      @NormSV650 All sorts of data is being collected for free. Every keystroke you've inputted on the 'net and every time your cell phone stopped moving was collected data. Finding a market for my comments, and anyone who really cares, written on TTAC and the fact I stopped at Arby's at approximately 1230 is whole other thing. J.D. Power and whoever hires them are widely considered to be in an act of mutual masturbation. The print rags proudly turn into self-licking ice cream cones for whoever buys the most ad space. Consumer Reports (CR) has its flaws, discussed on here many times, but it is considered an "Honest Broker" by many. CR does technically collect their data for free. Yes, people subscribe to their snooze-fest of a magazine. CR runs test and collects data on various objects and hopes the consumer wants to buy their results. Their annual Car Review usually sells well. Report this year's best mullet trimmer? Not so much.

  • Sgeffe Sgeffe on Feb 18, 2018

    The Buicks do have higher-quality interior materials, at least that’s what I took away from the auto show last week.

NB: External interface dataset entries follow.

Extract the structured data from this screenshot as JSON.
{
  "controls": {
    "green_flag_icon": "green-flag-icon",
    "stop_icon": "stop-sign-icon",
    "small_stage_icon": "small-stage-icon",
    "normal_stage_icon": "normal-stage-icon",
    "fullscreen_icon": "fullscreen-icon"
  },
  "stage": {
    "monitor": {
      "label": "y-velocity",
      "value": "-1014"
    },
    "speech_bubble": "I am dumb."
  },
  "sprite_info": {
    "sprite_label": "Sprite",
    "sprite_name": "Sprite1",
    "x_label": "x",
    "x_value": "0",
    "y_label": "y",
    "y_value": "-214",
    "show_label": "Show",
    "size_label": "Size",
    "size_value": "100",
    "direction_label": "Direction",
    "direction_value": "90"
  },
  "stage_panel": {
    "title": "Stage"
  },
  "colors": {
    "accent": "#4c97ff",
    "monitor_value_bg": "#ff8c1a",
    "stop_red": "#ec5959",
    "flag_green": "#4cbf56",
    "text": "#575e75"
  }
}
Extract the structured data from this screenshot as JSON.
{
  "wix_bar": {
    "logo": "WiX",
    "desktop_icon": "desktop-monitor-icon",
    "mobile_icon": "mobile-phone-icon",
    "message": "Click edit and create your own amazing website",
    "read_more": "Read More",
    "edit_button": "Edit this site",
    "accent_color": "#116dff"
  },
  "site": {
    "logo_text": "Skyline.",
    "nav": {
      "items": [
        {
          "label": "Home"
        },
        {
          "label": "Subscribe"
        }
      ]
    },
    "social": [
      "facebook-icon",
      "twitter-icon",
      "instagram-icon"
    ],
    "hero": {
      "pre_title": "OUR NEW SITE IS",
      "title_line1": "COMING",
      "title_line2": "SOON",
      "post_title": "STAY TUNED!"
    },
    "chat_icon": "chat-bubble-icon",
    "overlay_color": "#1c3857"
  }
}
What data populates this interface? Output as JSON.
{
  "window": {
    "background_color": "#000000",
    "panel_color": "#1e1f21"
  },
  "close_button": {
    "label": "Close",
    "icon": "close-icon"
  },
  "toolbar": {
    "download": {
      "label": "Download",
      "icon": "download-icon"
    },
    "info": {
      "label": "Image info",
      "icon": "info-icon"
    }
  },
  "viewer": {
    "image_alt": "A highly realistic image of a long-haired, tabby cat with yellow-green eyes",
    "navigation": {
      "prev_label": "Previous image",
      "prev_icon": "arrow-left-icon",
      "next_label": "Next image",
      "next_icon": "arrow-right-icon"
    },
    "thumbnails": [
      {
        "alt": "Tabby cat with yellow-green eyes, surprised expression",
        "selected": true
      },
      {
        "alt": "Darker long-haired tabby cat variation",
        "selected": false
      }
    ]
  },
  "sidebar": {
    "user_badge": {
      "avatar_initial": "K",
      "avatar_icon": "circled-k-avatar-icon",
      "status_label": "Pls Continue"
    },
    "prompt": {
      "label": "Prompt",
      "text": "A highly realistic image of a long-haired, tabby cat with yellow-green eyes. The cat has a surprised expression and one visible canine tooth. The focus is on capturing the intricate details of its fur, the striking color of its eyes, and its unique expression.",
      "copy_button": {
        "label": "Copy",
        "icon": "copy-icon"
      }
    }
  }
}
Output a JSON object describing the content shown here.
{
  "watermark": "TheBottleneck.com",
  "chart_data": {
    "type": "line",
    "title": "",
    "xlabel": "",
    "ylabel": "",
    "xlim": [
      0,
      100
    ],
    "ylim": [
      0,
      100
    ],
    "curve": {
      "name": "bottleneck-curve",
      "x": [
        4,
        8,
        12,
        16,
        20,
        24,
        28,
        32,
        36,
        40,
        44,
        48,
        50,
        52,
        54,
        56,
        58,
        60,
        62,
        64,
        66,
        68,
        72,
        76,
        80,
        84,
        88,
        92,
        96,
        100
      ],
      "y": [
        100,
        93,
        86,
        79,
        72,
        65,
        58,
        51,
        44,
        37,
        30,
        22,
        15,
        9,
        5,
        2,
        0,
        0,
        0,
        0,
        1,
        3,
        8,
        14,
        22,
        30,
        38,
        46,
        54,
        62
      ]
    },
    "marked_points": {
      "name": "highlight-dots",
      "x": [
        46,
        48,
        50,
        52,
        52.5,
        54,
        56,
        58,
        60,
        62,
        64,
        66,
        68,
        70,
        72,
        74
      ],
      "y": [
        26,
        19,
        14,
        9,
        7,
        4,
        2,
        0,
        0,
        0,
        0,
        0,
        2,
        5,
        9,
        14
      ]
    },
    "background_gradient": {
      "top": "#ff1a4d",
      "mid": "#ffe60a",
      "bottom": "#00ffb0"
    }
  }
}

In particular, the cheap membrane steering-wheel controls in the Chevvies are replaced by actual buttons in the Buicks. (There was a Regal liftback on the floor, but I couldn’t find the hatch release switch! Pawed around the door, in the glovebox, and center console looking for it.) Is the Regal GS liftback only available in red over black? (The one with a V6?) I do like the adoption of LED interior lighting across the GM lineup — classy! Didn’t get to see Caddys or HyundKias, as that dealer group didn’t show anything. (No Rincolns either.)

  • Faith Shoot my 2015 Ecodiesel with 170k miles just went out. I'm bummed big time
  • Marky S. To: article author: My Pleasure! I just don't want to be seen as a "know-it-all". There is a good detailed article on Wikipedia about the poor Edsel. Many believe that Ford gave up on it too soon, although there are a variety of reasons why Edsel was not popular. It actually sold respectable well, considering that this NEW nameplate was introduced during a Recession.
  • EBFlex "I've only filled the gas tank three times in 2500 miles"Assuming you went from 0 gallons to full (17.2), you have averaged almost 50MPG over those 2500 miles. 50 MPG in a Jeep Wrangler. To all of you EV nut jobs, tell me again how PHEVs are not the absolute best thing to happen to automobiles since the wheel. And tell me how they don't make EVs look like the awful play toys that they are.
  • MRF 95 T-Bird The Buick 215/3.5-liter aluminum V8 was one of GMs great engines. Unfortunately GM being GM in one of their greatest mistakes was selling off the tooling to BL. If they kept it around and improved upon it it would have been a fine motor for their compacts and midsize models through the OPEC oil crisis.
  • Chris P Bacon Not sure why a '21 is getting reviewed, because there have been improvements to the 4xe. I've got a '22 4xe Sahara. May 2022 build in High-Velocity yellow with a soft top. As soon as it was announced I knew I wanted to try it, not for the fuel mileage, but for the technology. I don't have a Level 2 charger, it charges fully overnight on the included Level 1. I see an indicated range of 27 miles regularly. Today it indicated 29 when I unplugged. I've only filled the gas tank three times in 2500 miles, a full charge costs me about $3 based on my current electricity supplier. I don't experience the rough transitions between electric and gas, so maybe Jeep figured it out? It's stupid fast when using all the power off the line. So much so that it will break the rear wheels loose when you stomp on it. I agree that plugin hybrids are the future. I see no need for a pure electric. This is the way to go.